Key dates are the IMF Spring Summit on 23 April and the Eurogroup meetings on 27 April and 24 May. 23rd April is an important date for yet another reason; the ratification of the 2017 fiscal figures, which the IMF is expected to take into account in its subsequent positions.
At the same time, the international investment environment has changed since December last year, with markets being particularly cautious with respect to the next steps until the programme completion in August. On the contrary, the yields on Greek bonds remain at attractive levels, a fact that is positive for bond valuations, as in any case, a drop in prices creates opportunities for new investors to enter at even better yields.

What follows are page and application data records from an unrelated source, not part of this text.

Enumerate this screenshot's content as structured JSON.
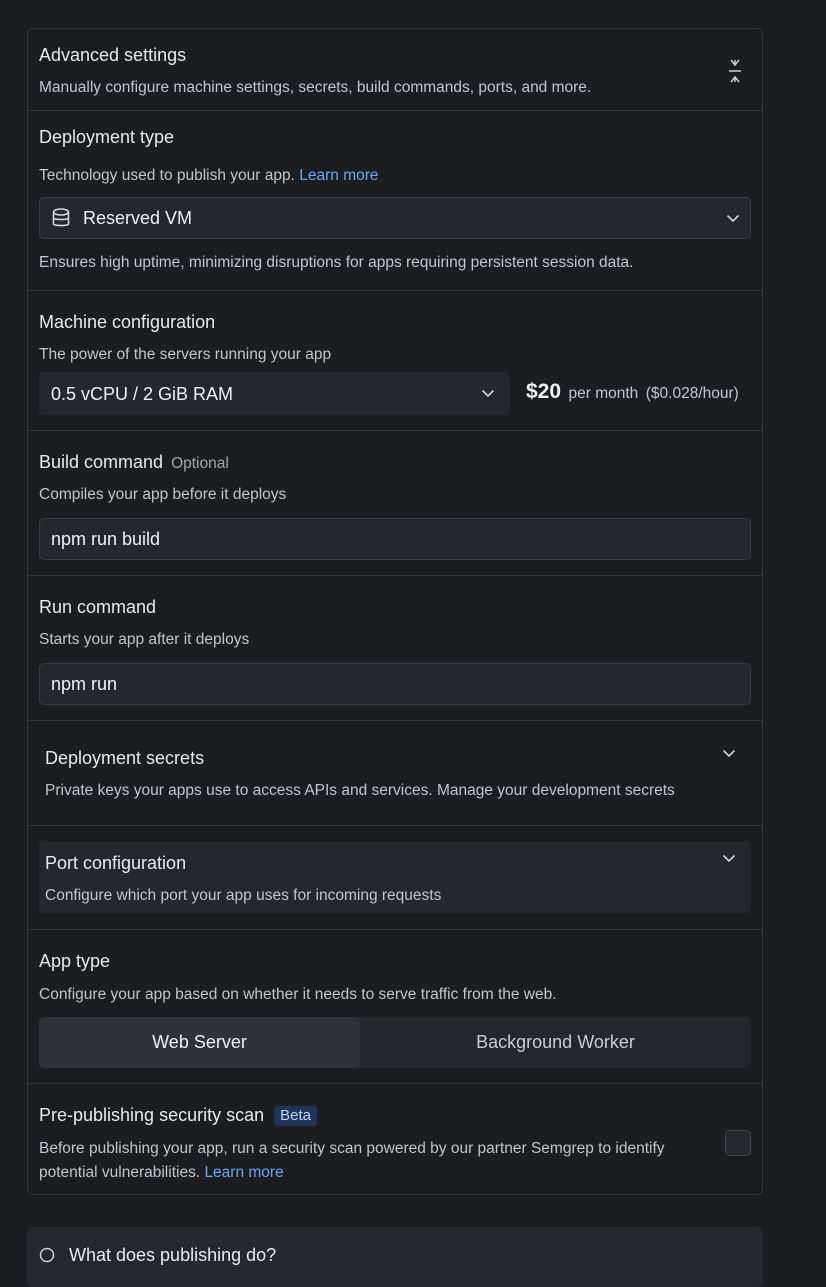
{
  "advanced": {
    "title": "Advanced settings",
    "description": "Manually configure machine settings, secrets, build commands, ports, and more."
  },
  "deployment_type": {
    "title": "Deployment type",
    "description": "Technology used to publish your app.",
    "learn_more": "Learn more",
    "selected": "Reserved VM",
    "note": "Ensures high uptime, minimizing disruptions for apps requiring persistent session data."
  },
  "machine": {
    "title": "Machine configuration",
    "description": "The power of the servers running your app",
    "selected": "0.5 vCPU / 2 GiB RAM",
    "price": "$20",
    "per": "per month",
    "hourly": "($0.028/hour)"
  },
  "build": {
    "title": "Build command",
    "optional": "Optional",
    "description": "Compiles your app before it deploys",
    "value": "npm run build"
  },
  "run": {
    "title": "Run command",
    "description": "Starts your app after it deploys",
    "value": "npm run"
  },
  "secrets": {
    "title": "Deployment secrets",
    "description": "Private keys your apps use to access APIs and services. Manage your development secrets"
  },
  "port": {
    "title": "Port configuration",
    "description": "Configure which port your app uses for incoming requests"
  },
  "app_type": {
    "title": "App type",
    "description": "Configure your app based on whether it needs to serve traffic from the web.",
    "options": [
      "Web Server",
      "Background Worker"
    ],
    "selected": "Web Server"
  },
  "security": {
    "title": "Pre-publishing security scan",
    "badge": "Beta",
    "description_line1": "Before publishing your app, run a security scan powered by our partner Semgrep to identify",
    "description_line2": "potential vulnerabilities.",
    "learn_more": "Learn more",
    "checked": false
  },
  "footer": {
    "title": "What does publishing do?"
  },
  "colors": {
    "background": "#1c1d21",
    "accent_link": "#6aa7f5",
    "beta_badge_bg": "#21355a"
  }
}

Consequently, and despite the international context of increased uncertainty, the Government Bond Index rose to 479 points, i.e.by 2.06% compared to the previous month. Correspondingly, the weighted average yield of the Index declined by 20 basis points to 4.05%, with further declines of up to 3.78% recorded in the first ten days of April. The 10-year bond spread (against the German 10-year bond) recorded a slight increase of 7 bps, reaching 382 bps at the end of March, i.e. reaching close to valuations implied by fundamentals of the Greek economy.
The Corporate Bond Index remained stable in March at 135.7 units with a moderate upward trend recorded in early April towards 136 units. Correspondingly, the weighted average yield of the Index remained close to 2.5%, i.e. slightly increased by 6 bps compared to February.

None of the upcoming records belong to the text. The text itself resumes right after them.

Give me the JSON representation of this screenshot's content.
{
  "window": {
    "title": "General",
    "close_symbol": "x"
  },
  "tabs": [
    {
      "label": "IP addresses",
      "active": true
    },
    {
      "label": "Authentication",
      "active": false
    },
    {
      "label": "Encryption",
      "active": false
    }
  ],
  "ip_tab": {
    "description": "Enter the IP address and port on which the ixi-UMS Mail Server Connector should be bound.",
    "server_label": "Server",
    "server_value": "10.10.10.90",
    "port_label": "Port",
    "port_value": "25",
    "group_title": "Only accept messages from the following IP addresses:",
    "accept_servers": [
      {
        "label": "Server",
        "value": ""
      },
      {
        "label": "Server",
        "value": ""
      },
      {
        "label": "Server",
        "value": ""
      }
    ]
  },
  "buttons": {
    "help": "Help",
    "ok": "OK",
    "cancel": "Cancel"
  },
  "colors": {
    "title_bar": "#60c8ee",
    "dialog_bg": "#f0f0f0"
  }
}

The recent fall in the economic climate index (ESI) in March may be responsible for the weak upward trend of the Index as it has recorded a small correction from its previous high levels. Specifically, ESI declined to lower levels in March, to 99.8 from 104.3 points, with weaker business expectations being more pronounced in the construction and industry sectors and less in services and retail.
Similarly, but with a relatively weaker decline, the PMI fell to 55 points from 56.1 in February, indicating that the manufacturing sector continued to expand in March. Growth in new orders, purchasing, and production declined as a result of high prices during February, but continued to grow at a strong pace. As a result, business confidence continued to improve in March due to forecasts for high levels of foreign demand.